Pat Bertram is the author of Grief: The Inside Story – A Guide to Surviving the Loss of a Loved One. “Grief: The Inside Story is perfect and that is not hyperbole! It is exactly what folk who are grieving need to read.” –Leesa Healy, RN, GDAS GDAT, Emotional/Mental Health Therapist & Educator.

Is Introspection Possible?

You learn something new every day, or at least that’s what the cliché would have us believe, and today I learned that I should be more careful about choosing words. A few days ago on Facebook, I posted an affirmation/resolution, saying: Today I will be . . . introspective.

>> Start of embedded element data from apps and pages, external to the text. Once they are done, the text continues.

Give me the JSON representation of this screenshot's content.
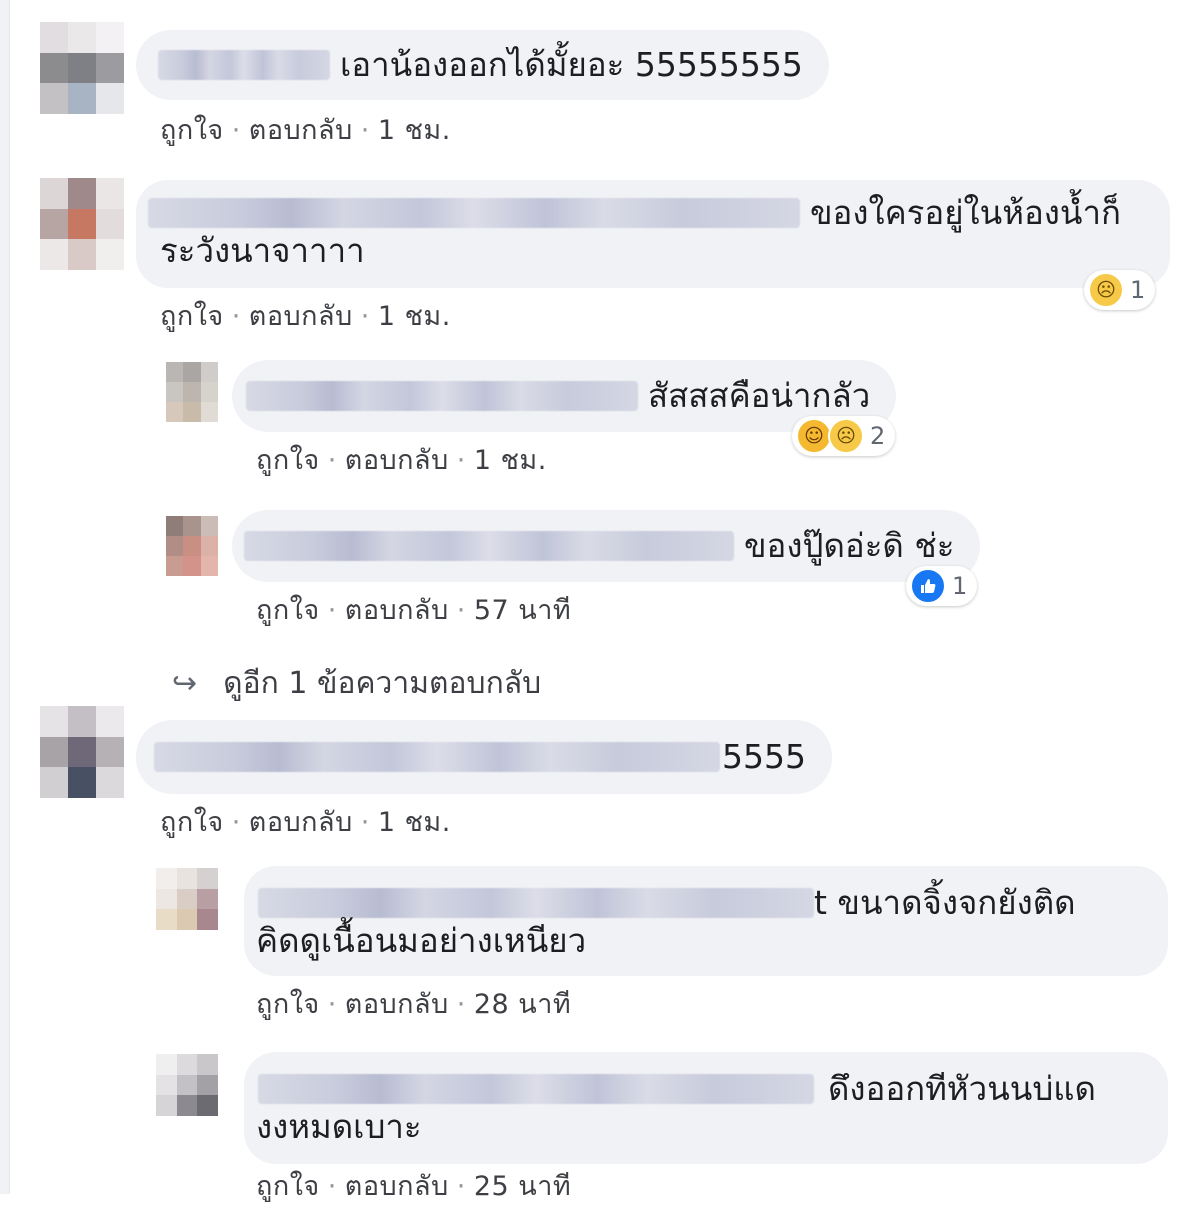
{
  "comments": [
    {
      "text": "เอาน้องออกได้มั้ยอะ 55555555",
      "actions": {
        "like": "ถูกใจ",
        "reply": "ตอบกลับ",
        "time": "1 ชม."
      }
    },
    {
      "text_line1": "ของใครอยู่ในห้องน้ำก็",
      "text_line2": "ระวังนาจาาาา",
      "actions": {
        "like": "ถูกใจ",
        "reply": "ตอบกลับ",
        "time": "1 ชม."
      },
      "reaction": {
        "icons": [
          "sad-emoji"
        ],
        "count": "1"
      },
      "replies": [
        {
          "text": "สัสสสคือน่ากลัว",
          "actions": {
            "like": "ถูกใจ",
            "reply": "ตอบกลับ",
            "time": "1 ชม."
          },
          "reaction": {
            "icons": [
              "haha-emoji",
              "sad-emoji"
            ],
            "count": "2"
          }
        },
        {
          "text": "ของปู๊ดอ่ะดิ ช่ะ",
          "actions": {
            "like": "ถูกใจ",
            "reply": "ตอบกลับ",
            "time": "57 นาที"
          },
          "reaction": {
            "icons": [
              "like-thumb"
            ],
            "count": "1"
          }
        }
      ],
      "more_replies": "ดูอีก 1 ข้อความตอบกลับ"
    },
    {
      "text": "5555",
      "actions": {
        "like": "ถูกใจ",
        "reply": "ตอบกลับ",
        "time": "1 ชม."
      },
      "replies": [
        {
          "text_line1": "t ขนาดจิ้งจกยังติด",
          "text_line2": "คิดดูเนื้อนมอย่างเหนียว",
          "actions": {
            "like": "ถูกใจ",
            "reply": "ตอบกลับ",
            "time": "28 นาที"
          }
        },
        {
          "text_line1": "ดึงออกทีหัวนนบ่แด",
          "text_line2": "งงหมดเบาะ",
          "actions": {
            "like": "ถูกใจ",
            "reply": "ตอบกลับ",
            "time": "25 นาที"
          }
        }
      ]
    }
  ],
  "icons": {
    "sad": "sad-emoji",
    "haha": "haha-emoji",
    "like": "like-thumb",
    "reply_arrow": "reply-arrow-icon"
  },
  "colors": {
    "bubble": "#f0f2f5",
    "like_blue": "#1877f2",
    "emoji_yellow": "#f7c948"
  }
}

mindA friend sent me an email in response: I was about to make a comment on introspection but hesitated when I remembered a “strange” entry about the topic in the “Oxford Companion to the Mind.” They had a short paragraph that began by judging the entire psychological technique of introspection as being in danger of misinterpretation. They then stated “It has, however, become clear that very little that goes on in the brain associated with the mind is accessible to conscious introspection, and “we” regard the mind as a much broader concept than awareness, consciousness, or what is known by introspection” (Pg. 389). Was the “we” the editors? Isn’t that odd that they would sidestep something that I think of as quite positive and I’m certain you do as well.

Huh? I was under the impression that introspection was a synonym for contemplation or reflection, so I emailed her back: Fascinating. I thought a bit of introspection was a good thing. Don’t be surprised if a blog post on this topic shows up. I do most of my “introspecting” via blog, and this certainly needs a bit of thought.

Today I finally got a chance to research the word, and it turns out that introspection is a particular type of contemplation — the contemplation of one’s own thoughts.

According to the Stanford Encyclopedia of Philosophy, introspection “is generally regarded as a process by means of which we learn about our own currently ongoing, or very recently past, mental states or processes.” To be classified as introspection, thoughts need to meet three conditions:

1. The mentality condition: Introspection is a process that generates, or is aimed at generating, knowledge, judgments, or beliefs about mental events, states, or processes, and not about affairs outside one’s mind.

2. The first-person condition: Introspection is a process that generates, or is aimed at generating, knowledge, judgments, or beliefs about one’s own mind only and no one else’s, at least not directly.

3. The temporal proximity condition: Introspection is a process that generates knowledge, beliefs, or judgments about one’s currently ongoing mental life only; or, alternatively (or perhaps in addition) immediately past (or even future) mental life.

In other words, (at least I think these are other words that explain the situation), to be introspective, you must be thinking about your current thoughts. Some people, however, debate if this is even possible. Can the brain know itself? Can the mind know itself? Which brings us back to the email from my friend. Apparently (at least according to the Oxford folks), very little that goes on in the mind is accessible to conscious introspection.

Confusing the issue of whether introspection is possible, there is something called an introspection illusion, where we tend to believe we have direct insights into the origins of our thoughts, but treat everyone else’s insights as unreliable, so everything we do or think is biased in our own favor.

Introspection might seem impossible to scientists who need non-biased input, but on a personal level, introspection is possible — those of us with a contemplative bent do pay attention to how we think, but to be honest, from now on, I’m going to sidestep the whole issue and simply use the term “reflection.” That would cover everything — thoughts about my thoughts and thoughts about everything else. And who knows — maybe someday I’ll even bypass reflection and go straight to awareness.


Pat Bertram is the author of the suspense novels Light Bringer, More Deaths Than One, A Spark of Heavenly Fire, and Daughter Am I. Bertram is also the author of Grief: The Great Yearning, “an exquisite book, wrenching to read, and at the same time full of profound truths.” Connect with Pat on Google+